It’s a series of moves that isn’t all that surprising given the A’s roster makeup right now. Healy, who hit .282 with 38 homers in 221 games over his first two big league seasons, is capable of playing either first or third base. But Matt Olson and Matt Chapman secured those spots, respectively, with their solid showings as rookies last season.

“We’ve obviously talked a lot since the end of the season about adding to the bullpen,” A’s general manager David Forst said on a conference call Wednesday night. “At the same time, with the emergence of Matt and Matt, on the corners, maybe Ryon needed to be somebody we might have to move ...”

It makes sense for Oakland to find a way to shift Davis from being the everyday left fielder while still keeping his 40-homer bat in the lineup. Opponents have routinely taken extra bases the past two seasons on Davis’ throwing arm, and whether they add a newcomer to play left or shift Joyce or someone else there, chances are they can benefit from better defense in left.

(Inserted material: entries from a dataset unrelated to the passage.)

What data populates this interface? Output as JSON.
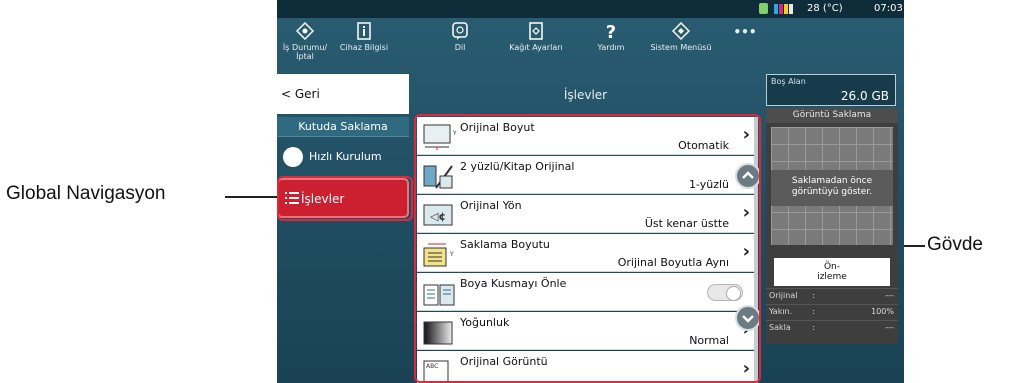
{
  "callouts": {
    "left": "Global Navigasyon",
    "right": "Gövde"
  },
  "status": {
    "temperature": "28 (°C)",
    "time": "07:03"
  },
  "toolbar": {
    "items": [
      {
        "label": "İş Durumu/\nİptal",
        "icon": "job-status-icon"
      },
      {
        "label": "Cihaz Bilgisi",
        "icon": "device-info-icon"
      },
      {
        "label": "Dil",
        "icon": "language-icon"
      },
      {
        "label": "Kağıt Ayarları",
        "icon": "paper-settings-icon"
      },
      {
        "label": "Yardım",
        "icon": "help-icon"
      },
      {
        "label": "Sistem Menüsü",
        "icon": "system-menu-icon"
      }
    ],
    "more": "•••"
  },
  "nav": {
    "back": "< Geri",
    "section": "Kutuda Saklama",
    "quick": "Hızlı Kurulum",
    "functions": "İşlevler"
  },
  "content": {
    "title": "İşlevler",
    "rows": [
      {
        "title": "Orijinal Boyut",
        "value": "Otomatik"
      },
      {
        "title": "2 yüzlü/Kitap Orijinal",
        "value": "1-yüzlü"
      },
      {
        "title": "Orijinal Yön",
        "value": "Üst kenar üstte"
      },
      {
        "title": "Saklama Boyutu",
        "value": "Orijinal Boyutla Aynı"
      },
      {
        "title": "Boya Kusmayı Önle",
        "value": ""
      },
      {
        "title": "Yoğunluk",
        "value": "Normal"
      },
      {
        "title": "Orijinal Görüntü",
        "value": ""
      }
    ]
  },
  "panel": {
    "free_label": "Boş Alan",
    "free_value": "26.0 GB",
    "preview_title": "Görüntü Saklama",
    "preview_msg": "Saklamadan önce görüntüyü göster.",
    "preview_btn": "Ön-\nizleme",
    "info": [
      {
        "label": "Orijinal",
        "value": "---"
      },
      {
        "label": "Yakın.",
        "value": "100%"
      },
      {
        "label": "Sakla",
        "value": "---"
      }
    ]
  },
  "colors": {
    "screen_bg": "#245468",
    "accent_red": "#cc2030",
    "frame_red": "#e0283a"
  }
}
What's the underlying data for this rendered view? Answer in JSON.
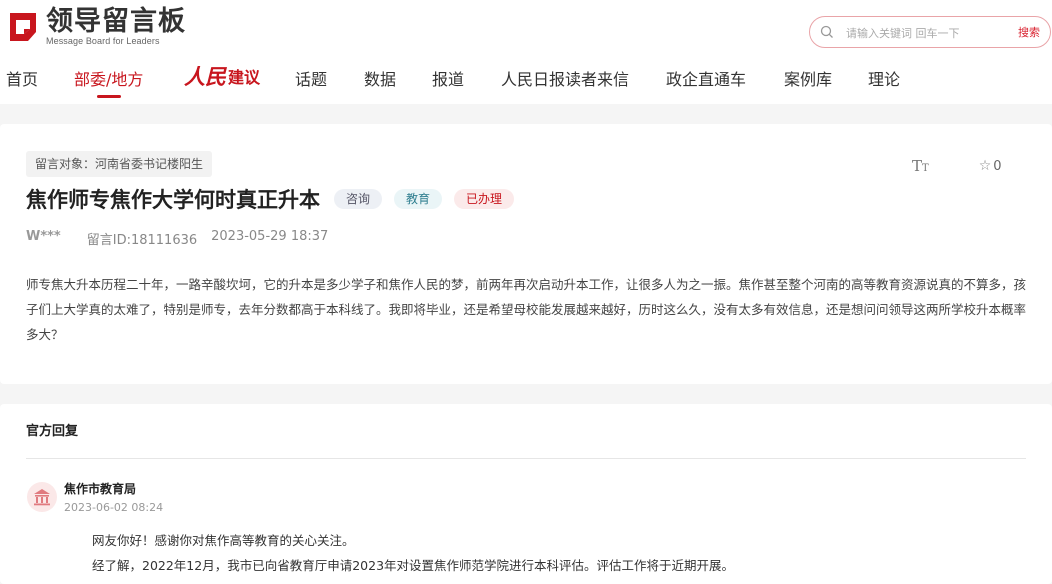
{
  "header": {
    "logo_title": "领导留言板",
    "logo_subtitle": "Message Board for Leaders",
    "search": {
      "placeholder": "请输入关键词 回车一下",
      "button": "搜索"
    }
  },
  "nav": {
    "items": [
      "首页",
      "部委/地方",
      "人民建议",
      "话题",
      "数据",
      "报道",
      "人民日报读者来信",
      "政企直通车",
      "案例库",
      "理论"
    ],
    "rmjy_script": "人民",
    "rmjy_label": "建议",
    "active_index": 1
  },
  "message": {
    "target": "留言对象：河南省委书记楼阳生",
    "title": "焦作师专焦作大学何时真正升本",
    "tags": [
      "咨询",
      "教育",
      "已办理"
    ],
    "author": "W***",
    "message_id": "留言ID:18111636",
    "datetime": "2023-05-29 18:37",
    "font_tool": "TT",
    "favorite_count": "0",
    "content": "师专焦大升本历程二十年，一路辛酸坎坷，它的升本是多少学子和焦作人民的梦，前两年再次启动升本工作，让很多人为之一振。焦作甚至整个河南的高等教育资源说真的不算多，孩子们上大学真的太难了，特别是师专，去年分数都高于本科线了。我即将毕业，还是希望母校能发展越来越好，历时这么久，没有太多有效信息，还是想问问领导这两所学校升本概率多大？"
  },
  "reply": {
    "section_title": "官方回复",
    "org_name": "焦作市教育局",
    "date": "2023-06-02 08:24",
    "paragraphs": [
      "网友你好！感谢你对焦作高等教育的关心关注。",
      "经了解，2022年12月，我市已向省教育厅申请2023年对设置焦作师范学院进行本科评估。评估工作将于近期开展。"
    ]
  },
  "colors": {
    "brand_red": "#c8161e",
    "search_border": "#e9a4a8",
    "background": "#f5f5f5"
  }
}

The A’s also feel they got an important chip back from Seattle to help bolster a bullpen that ranked 13th in the American League last season with a 4.57 ERA. They received right-hander Emilio Pagan (along with minor league shortstop Alexander Campos), and figure that the 26-year-old Pagan is someone the A’s have pegged to be an immediate contributor in their ‘pen.

A 10th round draft pick in 2013, Pagan made his big league debut in 2017 and posted a 3.22 ERA over 34 games spread over four stints with Seattle. He endured a rocky first couple of outings but, after being called up for good in the second half, eventually worked his way into a late-inning setup role. Pagan struck out 56 and walked just eight in 50 1/3 innings, numbers that surely popped out to Oakland’s front office.

He’ll likely be called upon in middle relief to help set the table for Chris Hatcher and closer Blake Treinen, as the bullpen currently looks.

Campos, just 17, spent this past season in the Dominican Summer League, and Forst said the A’s were eyeing Campos last summer when they eventually traded Yonder Alonso to the Mariners. Oakland wound up getting center fielder Boog Powell back in that deal.

Did the A’s rake in enough for Healy? As with all trades, it will take time to judge. But it’s fair to say that Healy’s departure will be felt in a clubhouse that is characterized by the emergence of many young position players, and he was a part of that group. In fact, when Healy was called up in July 2016 — knocking Danny Valencia out as the regular third baseman — he became the first of several promising position-player prospects to establish himself in Oakland’s lineup.

He rented a house in the East Bay and eventually took in Chapman, Olson and Chad Pinder as roommates. There’s a fiery side to Healy’s on-field personality that was a positive for the A’s, and watching him play Oakland as a member of an AL West rival will make for entertaining theatre.

Another storyline is how Davis takes to being a regular DH. Forst praised Davis’ approach to his game and doesn’t anticipate any problems, adding that the A’s still want to get Davis some time in the outfield.